As the economic impact of the COVID-19 pandemic continues to grow, PSCU, the nation’s premier payments credit union service organization, updated its weekly transaction analysis from its Owner credit union members on a same-store basis to identify the impact of COVID-19 on consumer spending and shopping trends.
To provide relevant updates on market performance, experts from PSCU’s Advisors Plus and Data & Analytics teams today released year-over-year weekly performance data trends. In this week’s installment, PSCU compares the 16th week of the year (the week ending April 19, 2020 compared to the week ending April 21, 2019).
- Overall credit card spend was down 28.9% and overall debit card spend was up 4.7% year over year.
- The impact of the federal government stimulus package was realized, as the average debit card purchase amount was up 25.7%. ATM usage saw a notable year-over-year week 16 increase, with balance inquiries up 8.9% as consumers sought to validate receipt of stimulus funds. Correspondingly, ATM withdrawals were up 18.1% over week 15 in 2020, though still down 11.9% year over year.
- With the federal government stimulus package reaching consumers, consumer goods appear, at least for week 16, to have seen the most impact from debit card purchases. In this category, there was a 7.7% decrease on credit card and an increase of 20.0% on debit card spend for the week ending April 19.
- Spending behaviors have changed with “stay at home” orders in place, as card-present (CP) versus card-not-present (CNP) transaction counts and dollars spent have seen a shift. CNP transactions increased at a higher pace on credit versus debit. Credit CNP transactions now account for 63% of overall credit transactions – up from an average of 35% prior to COVID-19.
- Currently, there are eight states without “stay at home” orders in place. The weekly buying patterns for these states closely mimics the overall U.S. weekly spending trends. For these eight states, credit card spend was down by 29.4% and debit card spend was up by 4.5%.
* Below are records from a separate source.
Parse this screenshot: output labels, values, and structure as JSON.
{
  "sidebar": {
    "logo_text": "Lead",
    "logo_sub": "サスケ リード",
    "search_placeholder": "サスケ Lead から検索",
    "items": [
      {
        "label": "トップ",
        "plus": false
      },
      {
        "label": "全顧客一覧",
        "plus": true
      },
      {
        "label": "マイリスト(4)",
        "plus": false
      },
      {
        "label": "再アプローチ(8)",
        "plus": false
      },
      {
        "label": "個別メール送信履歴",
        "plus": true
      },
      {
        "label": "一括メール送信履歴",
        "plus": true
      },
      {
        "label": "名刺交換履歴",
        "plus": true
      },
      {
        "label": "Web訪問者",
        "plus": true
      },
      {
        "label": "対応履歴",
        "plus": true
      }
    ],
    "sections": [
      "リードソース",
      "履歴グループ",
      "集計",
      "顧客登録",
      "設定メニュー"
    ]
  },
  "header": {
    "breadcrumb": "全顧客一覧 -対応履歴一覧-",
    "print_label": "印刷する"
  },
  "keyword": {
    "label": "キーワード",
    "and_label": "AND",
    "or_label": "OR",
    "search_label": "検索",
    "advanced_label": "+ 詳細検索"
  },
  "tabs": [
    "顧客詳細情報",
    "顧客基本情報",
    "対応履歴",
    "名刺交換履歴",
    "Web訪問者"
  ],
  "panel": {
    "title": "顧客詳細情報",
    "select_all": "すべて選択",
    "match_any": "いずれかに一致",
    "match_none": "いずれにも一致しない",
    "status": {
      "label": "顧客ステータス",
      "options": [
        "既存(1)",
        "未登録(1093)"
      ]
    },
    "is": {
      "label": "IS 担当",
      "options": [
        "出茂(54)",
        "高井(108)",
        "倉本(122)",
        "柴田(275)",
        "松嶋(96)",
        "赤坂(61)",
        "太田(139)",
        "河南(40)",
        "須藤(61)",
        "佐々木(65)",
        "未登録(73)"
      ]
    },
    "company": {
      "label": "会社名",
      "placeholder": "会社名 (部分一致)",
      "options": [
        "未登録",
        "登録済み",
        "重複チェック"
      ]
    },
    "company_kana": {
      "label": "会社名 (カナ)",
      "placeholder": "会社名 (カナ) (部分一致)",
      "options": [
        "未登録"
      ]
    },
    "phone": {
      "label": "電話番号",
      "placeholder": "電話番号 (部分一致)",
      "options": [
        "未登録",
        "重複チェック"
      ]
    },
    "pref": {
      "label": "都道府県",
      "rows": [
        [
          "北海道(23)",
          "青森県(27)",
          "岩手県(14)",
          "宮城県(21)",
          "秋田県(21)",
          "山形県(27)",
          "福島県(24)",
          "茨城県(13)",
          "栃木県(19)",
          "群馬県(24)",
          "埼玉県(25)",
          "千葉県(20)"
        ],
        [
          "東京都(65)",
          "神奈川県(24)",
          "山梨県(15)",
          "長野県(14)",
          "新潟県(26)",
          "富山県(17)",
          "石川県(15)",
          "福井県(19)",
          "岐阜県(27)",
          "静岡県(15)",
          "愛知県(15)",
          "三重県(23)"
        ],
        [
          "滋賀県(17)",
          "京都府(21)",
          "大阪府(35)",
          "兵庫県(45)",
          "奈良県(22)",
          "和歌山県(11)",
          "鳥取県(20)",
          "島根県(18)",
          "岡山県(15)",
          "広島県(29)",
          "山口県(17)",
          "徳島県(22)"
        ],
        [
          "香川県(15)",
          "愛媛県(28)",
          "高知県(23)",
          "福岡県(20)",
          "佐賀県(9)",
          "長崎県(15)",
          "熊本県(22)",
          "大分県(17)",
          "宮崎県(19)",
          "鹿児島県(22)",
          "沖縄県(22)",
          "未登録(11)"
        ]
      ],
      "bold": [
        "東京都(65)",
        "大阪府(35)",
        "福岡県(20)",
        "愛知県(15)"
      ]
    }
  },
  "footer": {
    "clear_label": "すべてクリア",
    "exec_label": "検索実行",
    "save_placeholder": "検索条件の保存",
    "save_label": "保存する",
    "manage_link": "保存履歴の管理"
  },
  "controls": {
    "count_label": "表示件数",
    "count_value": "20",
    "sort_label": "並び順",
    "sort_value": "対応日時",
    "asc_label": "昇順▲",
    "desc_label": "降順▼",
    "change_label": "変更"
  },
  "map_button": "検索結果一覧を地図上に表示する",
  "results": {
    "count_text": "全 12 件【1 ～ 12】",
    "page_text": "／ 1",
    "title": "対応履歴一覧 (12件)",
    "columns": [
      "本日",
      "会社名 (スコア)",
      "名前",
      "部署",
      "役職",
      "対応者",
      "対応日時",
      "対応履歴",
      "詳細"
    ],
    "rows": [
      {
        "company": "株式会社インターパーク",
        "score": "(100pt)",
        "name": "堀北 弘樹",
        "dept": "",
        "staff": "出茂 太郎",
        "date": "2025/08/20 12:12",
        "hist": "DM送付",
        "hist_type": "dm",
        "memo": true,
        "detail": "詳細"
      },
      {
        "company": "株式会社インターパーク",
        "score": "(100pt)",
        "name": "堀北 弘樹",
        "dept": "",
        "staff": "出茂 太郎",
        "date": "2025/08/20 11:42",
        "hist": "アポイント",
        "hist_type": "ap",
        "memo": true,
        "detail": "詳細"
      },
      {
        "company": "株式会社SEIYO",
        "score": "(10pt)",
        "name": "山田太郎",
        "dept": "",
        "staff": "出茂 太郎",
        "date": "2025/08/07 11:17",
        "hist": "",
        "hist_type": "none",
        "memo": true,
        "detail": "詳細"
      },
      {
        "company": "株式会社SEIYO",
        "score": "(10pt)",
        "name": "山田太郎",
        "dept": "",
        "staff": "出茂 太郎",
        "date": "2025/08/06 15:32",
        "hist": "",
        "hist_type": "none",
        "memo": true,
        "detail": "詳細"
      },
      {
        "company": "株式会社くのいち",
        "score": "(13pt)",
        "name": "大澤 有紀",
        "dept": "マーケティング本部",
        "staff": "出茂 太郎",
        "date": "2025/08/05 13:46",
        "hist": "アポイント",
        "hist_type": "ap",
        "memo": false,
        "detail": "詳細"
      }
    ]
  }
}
- For the states/districts hardest hit by the pandemic (“hot zones”), spending was slightly more curtailed than the overall U.S. The credit card spend for CA, CT, DC, IL, LA, MI, NJ, NY was down 33.5% last week. Debit card spend for these same areas was down 2.4%
- Grocery stores/supermarkets have returned to more normal spending. The week ending April 19 finished at an increased rate of 4.1% over the comparable 2019 week for credit card and 15.9% for debit card. Debit card usage remains elevated, but not as high as increases that were realized during the peak March weeks of COVID-19 stockpiling.
- Drug Store/Pharmacy results have dropped below 2019 spending levels. Credit card spend at drug stores dropped by 14.6% and debit card spend dropped by 8.2%.
- Gas purchases remain soft and are hovering near the same rate over the past three weeks. Spend is down 60.1% for credit card and 39.0% for debit card for the week ending April 19, compared to 2019 levels. Lower gasoline prices at the pump, along with decreased transaction activity driven by the substantial increase in remote work and stay-at-home orders, continue to significantly affect the purchase of gas.
“This week’s transaction analysis showed the impact of the federal government’s coronavirus stimulus package,” said Glynn Frechette, SVP, Advisors Plus at PSCU. “Debit card spend and average debit card purchases saw year-over-year increases as money was automatically deposited into checking accounts – and consumers found ways to use it, with debit purchases on consumer goods notably increasing. At the same time, credit card purchase activity continued its negative trend as consumers used their newfound money in checking via debit to transact.”
PSCU will continue to develop and share analysis of transaction trends on a regular basis throughout the COVID-19 crisis.